(Page and application data records)
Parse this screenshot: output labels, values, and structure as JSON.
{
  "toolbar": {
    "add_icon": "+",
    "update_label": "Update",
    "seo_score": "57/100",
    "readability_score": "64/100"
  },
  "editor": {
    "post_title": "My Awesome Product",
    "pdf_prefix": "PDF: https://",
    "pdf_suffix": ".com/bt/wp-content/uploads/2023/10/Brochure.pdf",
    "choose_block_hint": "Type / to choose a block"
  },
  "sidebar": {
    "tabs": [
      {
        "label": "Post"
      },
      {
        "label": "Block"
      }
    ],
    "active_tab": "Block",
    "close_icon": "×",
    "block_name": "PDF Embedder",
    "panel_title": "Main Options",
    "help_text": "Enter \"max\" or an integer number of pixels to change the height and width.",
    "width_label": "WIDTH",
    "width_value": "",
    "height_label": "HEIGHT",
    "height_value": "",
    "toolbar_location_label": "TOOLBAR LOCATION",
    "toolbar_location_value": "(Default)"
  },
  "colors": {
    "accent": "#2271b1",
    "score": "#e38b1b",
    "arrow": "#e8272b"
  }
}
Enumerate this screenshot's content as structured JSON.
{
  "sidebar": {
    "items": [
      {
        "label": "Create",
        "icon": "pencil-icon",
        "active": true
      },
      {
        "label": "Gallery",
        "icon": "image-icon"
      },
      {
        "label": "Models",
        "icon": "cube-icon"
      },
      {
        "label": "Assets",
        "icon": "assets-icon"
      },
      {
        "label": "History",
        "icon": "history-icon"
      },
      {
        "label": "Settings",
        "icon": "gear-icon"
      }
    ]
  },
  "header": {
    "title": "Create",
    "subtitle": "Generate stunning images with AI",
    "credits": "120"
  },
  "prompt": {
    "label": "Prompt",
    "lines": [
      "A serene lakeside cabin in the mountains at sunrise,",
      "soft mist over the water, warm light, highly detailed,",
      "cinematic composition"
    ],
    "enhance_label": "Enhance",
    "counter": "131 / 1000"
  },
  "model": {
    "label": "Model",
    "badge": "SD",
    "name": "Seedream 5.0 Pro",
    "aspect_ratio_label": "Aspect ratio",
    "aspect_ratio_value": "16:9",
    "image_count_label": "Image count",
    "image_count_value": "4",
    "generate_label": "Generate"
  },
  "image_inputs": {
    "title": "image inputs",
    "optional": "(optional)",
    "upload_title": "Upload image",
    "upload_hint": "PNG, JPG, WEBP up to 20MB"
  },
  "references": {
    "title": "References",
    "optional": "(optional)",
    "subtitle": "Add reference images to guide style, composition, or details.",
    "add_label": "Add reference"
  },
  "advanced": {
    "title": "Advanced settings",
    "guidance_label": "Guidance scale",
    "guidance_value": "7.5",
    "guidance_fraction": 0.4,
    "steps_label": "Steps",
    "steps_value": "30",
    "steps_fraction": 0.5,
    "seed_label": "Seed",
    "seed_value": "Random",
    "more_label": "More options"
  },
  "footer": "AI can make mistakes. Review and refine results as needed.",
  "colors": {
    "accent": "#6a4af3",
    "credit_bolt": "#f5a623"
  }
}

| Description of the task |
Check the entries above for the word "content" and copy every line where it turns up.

| Task solution |
    "pdf_suffix": ".com/bt/wp-content/uploads/2023/10/Brochure.pdf",
Enumerate this screenshot's content as structured JSON.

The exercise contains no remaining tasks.